The film follows type-A nerd Alex Truelove (Daniel Doheny), as he navigates the “savage kingdom that is the modern American high school.” He meets Claire (Madeline Weinstein) and they become best friends, start their own web series, and eventually, they start dating. This is where the familiar “You’ll be the laughing stock of the school if you don’t lose your virginity!!” flashbacks kick in, and just like every teenager, Alex is going through the same pressure. But things get complicated when Alex meets the charismatic, gay Elliot (Antonio Marziale), who sends Alex down a rollercoaster of sexual discovery and acceptance.
Director Craig Johnson delivers a light-hearted story reflective of what it’s like to be a teenager in our ever-changing society, and actor Daniel Doheny is charming as Alex and portrays perfectly what it’s like for a gay teen to drown in his own confusion.
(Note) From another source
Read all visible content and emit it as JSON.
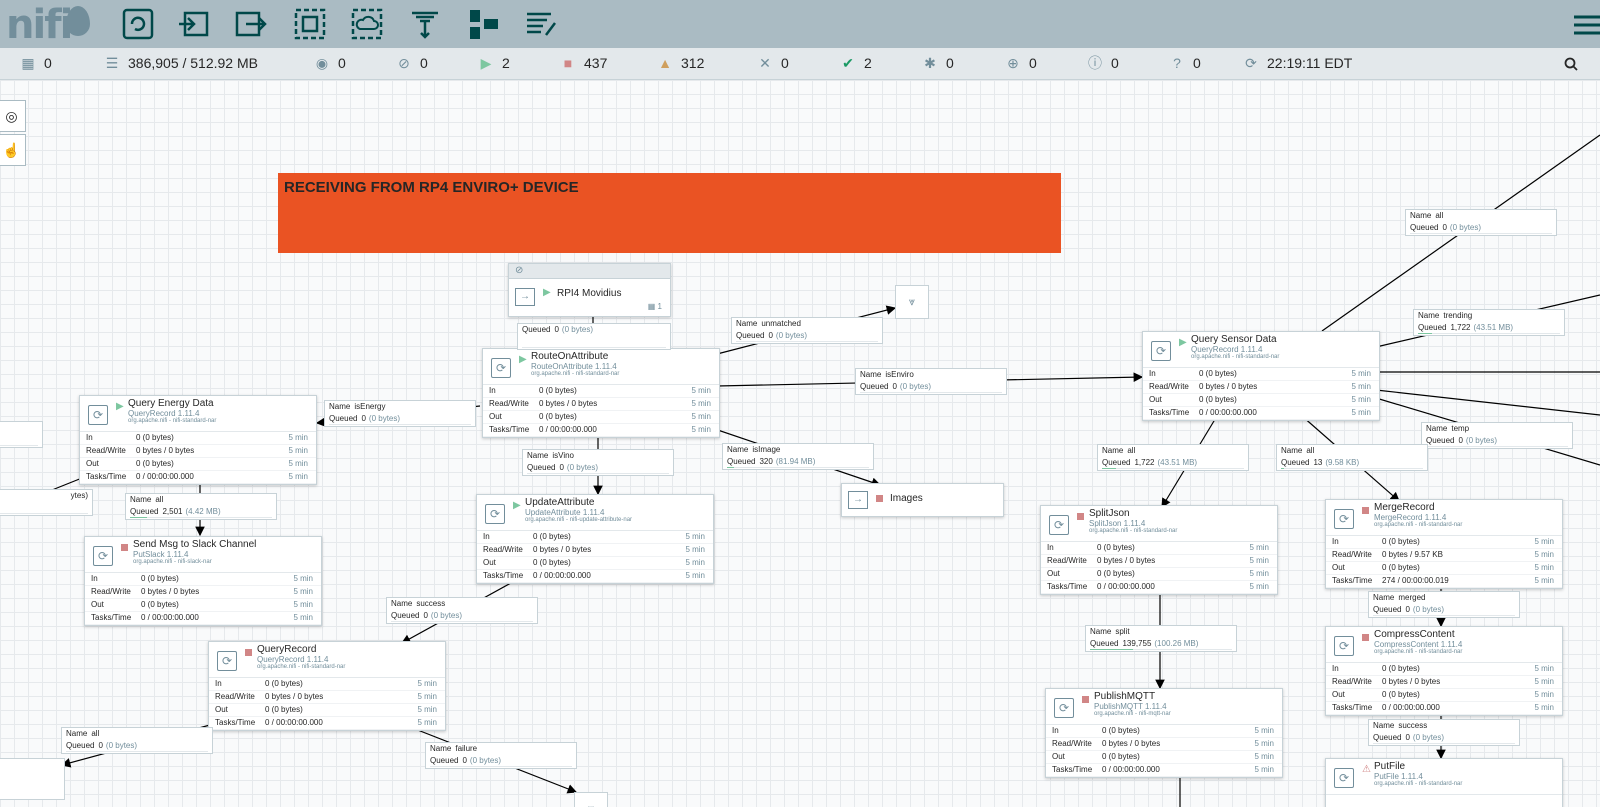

The film hits familiar territory, but is less polished than most with its sex-obsessed narrative rarely seen in film and TV. Madeline Weinstein is fantastic in her role as Claire, a similar role to the one she played in last year’s Beach Rats, but she keeps it fresh. Comparisons to this year’s outstanding Love, Simon are inevitable, and understandably so, but while it’s accurate to describe Simon’s story as superior, writing an article comparing the two wouldn’t be right as no one coming out experience is the same. Both films hold their importance as a story told for the community they both represent.
However, there is a lot to be said about Alex Strangelove‘s gay representation. It stomps on everything heterosexuals say about LGBT. For example, in the scene where Claire asks Alex if he’s just going through a phase or Alex’s cishet friend who complains about everyone coming out, there being too many different sexualities, and asking “Why can’t anyone just be straight!?“ The film addresses all the comments that LGBT youth/adults hear every day, but, on the heels of Love, Simon, Johnson’s film could have delivered something more.
While it’s an upbeat and entertaining story, Alex Strangelove would have been better if it had stuck with Alex’s initial thought of being bisexual–an exciting and refreshing prospect that is quickly disbanded. Or, the screenwriters could have used Alex’s inability to enjoy sex with Claire to signify his character’s asexuality, something the media shoves under the rug but is a reality for many. Gay white male characters have helped pave the way for representation, but it’s time for them to either step aside for stories about LGBT people of colour or begin to represent another letter in the initialism.